Abstract 100: "Efficacy of CT-Guided, Percutaneous Cryoablation for Renal Cell Carcinoma: One-Year Follow-up," and Abstract 101: "Percutaneous CT-Guided Cryotherapy of Renal Masses: Long-term Follow-up and Morbidity," can be found at http://www.SIRmeeting.org.
About Kidney CancerKidney cancer is the eighth most common cancer in men and the tenth in women. The most common type of kidney cancer is renal cell carcinoma that forms in the lining of the renal tubules in the kidney that filter the blood and produce urine. Approximately 85 percent of kidney tumors are renal cell carcinomas.
More than 32,000 Americans each year are diagnosed with kidney cancer—many of them don't have symptoms. Typically, those with kidney cancer are past the age of 40 and are twice as likely to be men. Other risk factors include smoking, obesity, high blood pressure, long-term dialysis and Von Hippel-Lindau syndrome.
About the Society of Interventional RadiologyInterventional radiologists are physicians who specialize in minimally invasive, targeted treatments. They offer the most in-depth knowledge of the least invasive treatments available coupled with diagnostic and clinical experience across all specialties. They use X-ray, MRI and other imaging to advance a catheter in the body, usually in an artery, to treat at the source of the disease internally. As the inventors of angioplasty and the catheter-delivered stent, which were first used in the legs to treat peripheral arterial disease, interventional radiologists pioneered minimally invasive modern medicine. Interventional oncology is a growing specialty area of interventional radiology.
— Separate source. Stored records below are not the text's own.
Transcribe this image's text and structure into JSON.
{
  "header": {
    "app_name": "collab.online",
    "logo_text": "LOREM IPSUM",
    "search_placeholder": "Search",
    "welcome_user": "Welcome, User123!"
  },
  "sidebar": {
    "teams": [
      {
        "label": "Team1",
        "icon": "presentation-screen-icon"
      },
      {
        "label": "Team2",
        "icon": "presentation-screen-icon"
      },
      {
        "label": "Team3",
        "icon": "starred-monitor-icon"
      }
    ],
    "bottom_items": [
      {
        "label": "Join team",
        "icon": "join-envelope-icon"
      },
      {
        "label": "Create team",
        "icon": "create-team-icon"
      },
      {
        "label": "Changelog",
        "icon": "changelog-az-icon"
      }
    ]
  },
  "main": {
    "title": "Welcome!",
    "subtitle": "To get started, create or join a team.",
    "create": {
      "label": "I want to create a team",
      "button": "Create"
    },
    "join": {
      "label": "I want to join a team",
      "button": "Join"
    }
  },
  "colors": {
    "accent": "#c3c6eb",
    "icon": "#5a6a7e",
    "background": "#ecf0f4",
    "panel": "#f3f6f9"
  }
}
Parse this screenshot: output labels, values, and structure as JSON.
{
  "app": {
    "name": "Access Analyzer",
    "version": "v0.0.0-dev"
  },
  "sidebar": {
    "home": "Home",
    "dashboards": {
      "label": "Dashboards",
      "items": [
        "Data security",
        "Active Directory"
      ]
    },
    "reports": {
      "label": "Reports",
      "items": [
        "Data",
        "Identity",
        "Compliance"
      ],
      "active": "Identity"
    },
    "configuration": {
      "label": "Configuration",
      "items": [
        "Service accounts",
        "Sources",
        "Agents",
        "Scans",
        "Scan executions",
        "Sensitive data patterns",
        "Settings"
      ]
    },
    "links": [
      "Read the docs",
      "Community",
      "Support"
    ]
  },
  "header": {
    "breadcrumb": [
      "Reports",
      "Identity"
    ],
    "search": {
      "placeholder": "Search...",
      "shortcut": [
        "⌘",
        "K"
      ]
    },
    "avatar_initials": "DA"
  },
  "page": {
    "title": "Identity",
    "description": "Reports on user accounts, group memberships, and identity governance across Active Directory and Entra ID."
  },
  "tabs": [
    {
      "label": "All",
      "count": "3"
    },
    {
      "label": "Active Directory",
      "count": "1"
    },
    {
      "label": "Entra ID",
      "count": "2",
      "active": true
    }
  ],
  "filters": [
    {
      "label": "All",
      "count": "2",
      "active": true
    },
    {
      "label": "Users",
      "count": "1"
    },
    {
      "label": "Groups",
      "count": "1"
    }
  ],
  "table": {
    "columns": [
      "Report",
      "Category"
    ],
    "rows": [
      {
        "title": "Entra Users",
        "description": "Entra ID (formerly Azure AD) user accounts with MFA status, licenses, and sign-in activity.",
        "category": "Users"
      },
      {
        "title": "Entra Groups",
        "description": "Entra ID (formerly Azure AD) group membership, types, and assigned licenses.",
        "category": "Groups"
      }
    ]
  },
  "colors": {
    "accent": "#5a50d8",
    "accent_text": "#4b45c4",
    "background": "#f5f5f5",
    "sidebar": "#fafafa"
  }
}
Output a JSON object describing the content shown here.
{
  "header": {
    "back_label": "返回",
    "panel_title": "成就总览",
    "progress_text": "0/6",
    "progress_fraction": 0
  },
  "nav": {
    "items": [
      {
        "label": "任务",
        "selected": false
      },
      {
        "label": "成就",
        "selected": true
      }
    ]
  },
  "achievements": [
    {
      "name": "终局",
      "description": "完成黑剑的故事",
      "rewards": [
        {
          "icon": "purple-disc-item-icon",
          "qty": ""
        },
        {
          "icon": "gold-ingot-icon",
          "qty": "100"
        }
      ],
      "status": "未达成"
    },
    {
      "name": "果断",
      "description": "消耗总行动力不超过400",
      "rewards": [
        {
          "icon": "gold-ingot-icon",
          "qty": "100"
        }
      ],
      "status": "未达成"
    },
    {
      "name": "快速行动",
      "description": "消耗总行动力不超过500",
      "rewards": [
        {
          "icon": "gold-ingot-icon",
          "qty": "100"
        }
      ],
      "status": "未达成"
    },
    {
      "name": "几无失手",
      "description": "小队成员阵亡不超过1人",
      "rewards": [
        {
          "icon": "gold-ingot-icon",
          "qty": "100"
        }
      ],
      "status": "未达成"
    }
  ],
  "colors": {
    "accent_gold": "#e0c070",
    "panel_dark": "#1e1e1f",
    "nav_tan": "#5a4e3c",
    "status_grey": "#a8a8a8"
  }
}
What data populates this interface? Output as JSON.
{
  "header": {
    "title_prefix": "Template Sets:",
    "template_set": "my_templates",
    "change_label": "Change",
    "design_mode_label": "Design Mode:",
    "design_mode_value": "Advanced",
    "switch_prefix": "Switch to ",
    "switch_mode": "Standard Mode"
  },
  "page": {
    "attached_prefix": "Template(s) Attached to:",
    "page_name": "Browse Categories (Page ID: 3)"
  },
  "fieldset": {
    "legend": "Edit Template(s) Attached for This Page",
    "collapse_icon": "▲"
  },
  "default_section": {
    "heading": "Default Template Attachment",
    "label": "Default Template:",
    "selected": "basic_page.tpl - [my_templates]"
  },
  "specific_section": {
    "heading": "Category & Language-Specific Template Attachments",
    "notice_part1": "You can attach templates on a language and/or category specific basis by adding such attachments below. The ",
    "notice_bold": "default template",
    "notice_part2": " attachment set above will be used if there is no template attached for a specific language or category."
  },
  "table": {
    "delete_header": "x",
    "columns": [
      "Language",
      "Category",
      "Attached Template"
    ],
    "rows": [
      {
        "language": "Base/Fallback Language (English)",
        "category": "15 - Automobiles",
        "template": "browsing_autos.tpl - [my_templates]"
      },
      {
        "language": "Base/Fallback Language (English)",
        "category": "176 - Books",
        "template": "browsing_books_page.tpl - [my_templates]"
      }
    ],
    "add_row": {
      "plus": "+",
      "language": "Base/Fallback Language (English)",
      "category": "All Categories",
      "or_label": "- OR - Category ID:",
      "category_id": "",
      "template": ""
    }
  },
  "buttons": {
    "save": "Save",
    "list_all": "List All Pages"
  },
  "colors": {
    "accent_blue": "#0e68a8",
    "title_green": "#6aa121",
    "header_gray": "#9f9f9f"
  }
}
Today many conditions that once required surgery can be treated less invasively by interventional radiologists. Interventional radiology treatments offer less risk, less pain and less recovery time compared to open surgery. Visit http://www.SIRweb.org.